Only the pictures are to be omitted; every entry beneath should otherwise be duplicated exactly.

── Records for processing

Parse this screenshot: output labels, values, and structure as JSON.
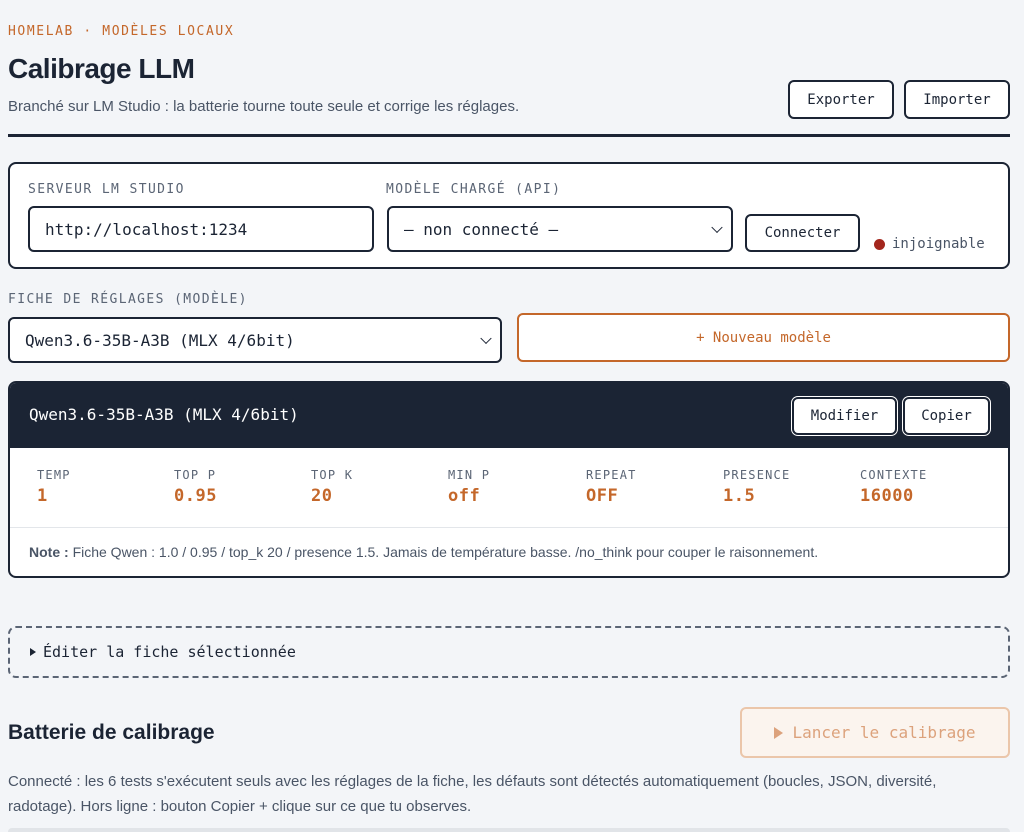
{
  "header": {
    "eyebrow": "HOMELAB · MODÈLES LOCAUX",
    "title": "Calibrage LLM",
    "subtitle": "Branché sur LM Studio : la batterie tourne toute seule et corrige les réglages.",
    "export_label": "Exporter",
    "import_label": "Importer"
  },
  "server": {
    "label": "SERVEUR LM STUDIO",
    "url": "http://localhost:1234",
    "model_label": "MODÈLE CHARGÉ (API)",
    "model_value": "— non connecté —",
    "connect_label": "Connecter",
    "status_text": "injoignable",
    "status_color": "#a3261d"
  },
  "profile_select": {
    "label": "FICHE DE RÉGLAGES (MODÈLE)",
    "selected": "Qwen3.6-35B-A3B (MLX 4/6bit)",
    "new_label": "+ Nouveau modèle"
  },
  "profile": {
    "name": "Qwen3.6-35B-A3B (MLX 4/6bit)",
    "edit_label": "Modifier",
    "copy_label": "Copier",
    "params": [
      {
        "label": "TEMP",
        "value": "1"
      },
      {
        "label": "TOP P",
        "value": "0.95"
      },
      {
        "label": "TOP K",
        "value": "20"
      },
      {
        "label": "MIN P",
        "value": "off"
      },
      {
        "label": "REPEAT",
        "value": "OFF"
      },
      {
        "label": "PRESENCE",
        "value": "1.5"
      },
      {
        "label": "CONTEXTE",
        "value": "16000"
      }
    ],
    "note_label": "Note :",
    "note_text": "Fiche Qwen : 1.0 / 0.95 / top_k 20 / presence 1.5. Jamais de température basse. /no_think pour couper le raisonnement."
  },
  "editor": {
    "label": "Éditer la fiche sélectionnée"
  },
  "battery": {
    "title": "Batterie de calibrage",
    "run_label": "Lancer le calibrage",
    "description": "Connecté : les 6 tests s'exécutent seuls avec les réglages de la fiche, les défauts sont détectés automatiquement (boucles, JSON, diversité, radotage). Hors ligne : bouton Copier + clique sur ce que tu observes."
  },
  "colors": {
    "accent": "#c4672a",
    "ink": "#1b2434",
    "background": "#f3f5f8"
  }
}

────

• [Completed exercise]:
Parse this screenshot: output labels, values, and structure as JSON.
{
  "header": {
    "eyebrow": "HOMELAB · MODÈLES LOCAUX",
    "title": "Calibrage LLM",
    "subtitle": "Branché sur LM Studio : la batterie tourne toute seule et corrige les réglages.",
    "export_label": "Exporter",
    "import_label": "Importer"
  },
  "server": {
    "label": "SERVEUR LM STUDIO",
    "url": "http://localhost:1234",
    "model_label": "MODÈLE CHARGÉ (API)",
    "model_value": "— non connecté —",
    "connect_label": "Connecter",
    "status_text": "injoignable",
    "status_color": "#a3261d"
  },
  "profile_select": {
    "label": "FICHE DE RÉGLAGES (MODÈLE)",
    "selected": "Qwen3.6-35B-A3B (MLX 4/6bit)",
    "new_label": "+ Nouveau modèle"
  },
  "profile": {
    "name": "Qwen3.6-35B-A3B (MLX 4/6bit)",
    "edit_label": "Modifier",
    "copy_label": "Copier",
    "params": [
      {
        "label": "TEMP",
        "value": "1"
      },
      {
        "label": "TOP P",
        "value": "0.95"
      },
      {
        "label": "TOP K",
        "value": "20"
      },
      {
        "label": "MIN P",
        "value": "off"
      },
      {
        "label": "REPEAT",
        "value": "OFF"
      },
      {
        "label": "PRESENCE",
        "value": "1.5"
      },
      {
        "label": "CONTEXTE",
        "value": "16000"
      }
    ],
    "note_label": "Note :",
    "note_text": "Fiche Qwen : 1.0 / 0.95 / top_k 20 / presence 1.5. Jamais de température basse. /no_think pour couper le raisonnement."
  },
  "editor": {
    "label": "Éditer la fiche sélectionnée"
  },
  "battery": {
    "title": "Batterie de calibrage",
    "run_label": "Lancer le calibrage",
    "description": "Connecté : les 6 tests s'exécutent seuls avec les réglages de la fiche, les défauts sont détectés automatiquement (boucles, JSON, diversité, radotage). Hors ligne : bouton Copier + clique sur ce que tu observes."
  },
  "colors": {
    "accent": "#c4672a",
    "ink": "#1b2434",
    "background": "#f3f5f8"
  }
}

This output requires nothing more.